The first years of life are critical for the proper development of vision. Therefore, early diagnosis in children is crucial to ensuring that eye defects can be corrected and do not result in consequences that persist throughout life. Children are often unaware of suffering from eye defects and therefore it is necessary for parents to consult an ophthalmologist for periodic eye tests, without waiting for warning signs.
The VISSUM Ophthalmology Corporation has highly specialised professionals in paediatric ophthalmology and optometry, able to diagnose and treat major diseases and vision defects and undertake surgery in cases of childhood strabismus and intraocular and palpebral pathologies.
We also have a visual rehabilitation unit that corrects problems and teaches visual learning techniques visual.
What are the most common eye problems suffered by children?
The major vision defects are nearsightedness (myopia), farsightedness (hypermetropia) or astigmatism but they can also include squint (strabismus) and lazy eye (amblyopia).
How is it possible to know if my child has poor eyesight?

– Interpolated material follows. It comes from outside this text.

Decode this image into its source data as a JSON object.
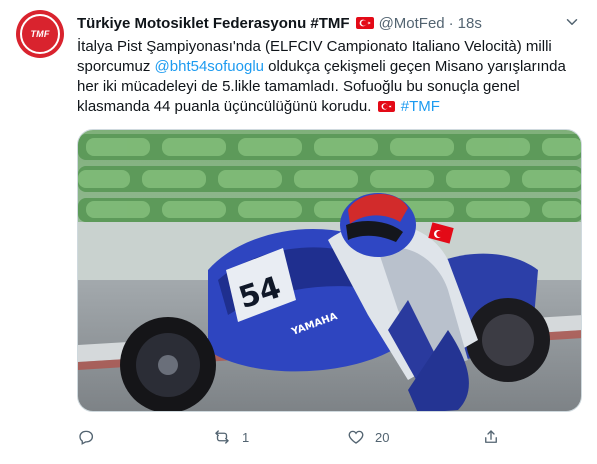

- When they read they hold the text too close
- They frequently look away from the text
- They close their eyelids slightly to look at objects
- They continually rub their eyes
- They continually move their head from side to side when reading
- They have watery eyes
- They suffer frequent headaches
- Their eyes are red
- The sun causes them discomfort or they find it hard to adapt to darkness
In any of these cases it is advisable to visit a paediatric ophthalmologist for an in depth eye examination.
About 20% of school age children may have eyesight problems in one or both eyes, a fact that could explain a high percentage of problems at school.
Early detection is critical because there are eye problems that can only be solved in early childhood.
When should I take my child to a paediatric ophthalmologist?
It is estimated that a newborn baby only has 5% of the vision of a normal adult. This reaches 50% between the first and third years. A normal child should achieve 100% vision in both eyes between 5 and 6 years old.
A child’s visual development in the first months of life is as follows:
- 0 to 1 month: a bright light causes them to close their eyes. They can perceive contrasts between dark and light. Their field of vision is less than 30 cm.
- 1 to 2 months: the child is captivated when looking at the faces of its parents. It follows its hands with its eyes when they enter its field of vision. It only recognises white, black, red, green and grey. It turns its head towards light sources.
- 2 to 3 months: it recognizes faces and can memorise them. It follows moving objects with its eyes. Its near and far vision is sharper.
- 3 to 4 months: by four months it has binocular vision. It can focus on objects about 40 cm away without any problems. It can distinguish more colours. It looks at its hands and plays with them.
- From the fifth month: coordination between what it sees and its motor skills allows it to make precise movements with its hands.
A visit to a paediatric ophthalmologist is necessary in the following situations:
- Premature birth.
- An in-depth eye test of the child can be needed if there have been problems during pregnancy or childbirth, such as some infections contracted by the mother. For example, toxoplasmosis can cause an inflammation of the newborn’s retina and other eye structures.
- If the mother or father have had problems with their eyesight, even though these may be common problems, such as nearsightedness, or hereditary congenital conditions, such as glaucoma.
- If the baby’s eyes tear continuously as this may be due to a widening of the tear duct, a fairly common eye problem in children.
- If the pupil looks whitish.
- If any deviation in the eyes is noted in a newborn baby or if one of the eyelids droops.
Schedule for visits to a child ophthalmologist
First months of life
To discount serious eye diseases like retinoblastoma, the most common intraocular tumour in childhood, and other malformations
1 to 4 years
|Diagnosis of strabismus and other disorders of ocular motility and refractive errors (nearsightedness, farsightedness and astigmatism)|
At 4 years
Checking visual acuity and refractive errors. To discount the presence of lazy eye.
|From the age of 4||
Annual checks until age 14
Tips for educating children to look after their eyes
- When studying: if the room has a window it is advisable to place the study table in front of it so that the child can rest its eyes and look away occasionally. Natural lighting is preferable. If we are forced to use artificial lighting we must avoid shadows that are projected onto the study area.
- Watching TV: it is very important to keep a safe distance away from the screen.
- The computer: it is advisable to have frequent breaks, so that the eyesight is not overly strained.
- In the pool: pool chlorine is an irritant that affects our eyes, we should avoid direct contact between pool water and our children’s eyes by using appropriate swimming goggles.
- The sun: do not stare at the sun. It is always a good idea for children to protect their eyes with approved sunglasses.